Michigan September 05, 2016
This Ride Through An Old Iron Mine In Michigan Will Take You Back In Time
Iron mining was once one of the Midwest’s most lucrative economic endeavors. During the mid-to-late 19th century, mines were established throughout the region — including several in Michigan. While iron mining is certainly no longer a major source of employment for workers in the Great Lakes State, Michiganders and tourists can still experience remnants of the mining boom with a visit to the Iron Mountain Iron Mine.
Located near the aptly named town of Iron Mountain, the Iron Mountain Iron Mine is a popular tourist attraction that allows visitors to explore iron mining as it existed during its peak years. It can be accessed off of Highway 2 in Michigan’s Upper Peninsula.
The Iron Mine attraction was established in 1956 after three local businessmen were inspired to offer tourists a glimpse into what was once a top exportation operation in the region. The East Vulcan mine was “re-discovered,” thus jumpstarting the creation of a public tour service. The first photo above shows some of the mine’s earliest shift miners, circa 1892, while the second captures the construction of mine tour routes.
Between Memorial Day and mid-October each year, visitors can take tours of the underground mine seven days a week. Whether you’re visiting independently or organizing a school trip, you’ll be enthralled with your visit to the mine.
During its operating years, the mine produced an incredible 21,624,000 tons of iron ore for the Midwest’s steel mills. During your tour, you’ll ride a small train car 400 feet underground for a firsthand look at the mine’s series of tunnels and drifts.
Geology enthusiasts will enjoy perusing the mine’s rock shop, which prides itself on being the largest of its kind in the Upper Peninsula. Check out a variety of gems, minerals, and stones or enjoy the wide selection of souvenirs.
Iron Mountain is also home to what it has dubbed “The World’s Largest Miner.” He’s tough to miss: Big John, as he’s affectionately known, towers above the entrance to the mine site, mining pick in hand. Don't leave Iron Mountain without posing for a photo with this local landmark.
Visitors from across the country consistently rave about the educational experience offered by the mine. If you’re looking to learn more about the methods, dangers, and rewards of iron mining and have a little fun along the way, make Iron Mountain your next stop in beautiful Michigan.

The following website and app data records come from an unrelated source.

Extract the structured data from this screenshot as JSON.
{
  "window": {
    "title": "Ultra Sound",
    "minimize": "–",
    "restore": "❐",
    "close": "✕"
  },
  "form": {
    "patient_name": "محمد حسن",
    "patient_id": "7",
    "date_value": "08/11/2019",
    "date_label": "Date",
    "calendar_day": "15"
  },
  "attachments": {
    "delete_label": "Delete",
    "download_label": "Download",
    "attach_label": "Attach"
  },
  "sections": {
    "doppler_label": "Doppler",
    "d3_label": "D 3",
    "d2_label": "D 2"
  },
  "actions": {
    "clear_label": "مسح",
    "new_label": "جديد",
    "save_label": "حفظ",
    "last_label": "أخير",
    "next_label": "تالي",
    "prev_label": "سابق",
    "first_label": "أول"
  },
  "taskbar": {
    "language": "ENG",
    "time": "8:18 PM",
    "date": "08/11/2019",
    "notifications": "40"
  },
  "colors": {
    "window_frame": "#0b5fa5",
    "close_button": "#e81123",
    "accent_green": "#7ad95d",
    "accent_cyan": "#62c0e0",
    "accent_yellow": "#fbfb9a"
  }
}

Does your family have any connection to Michigan’s mining and exportation history? We’d love to hear your story in the comment section.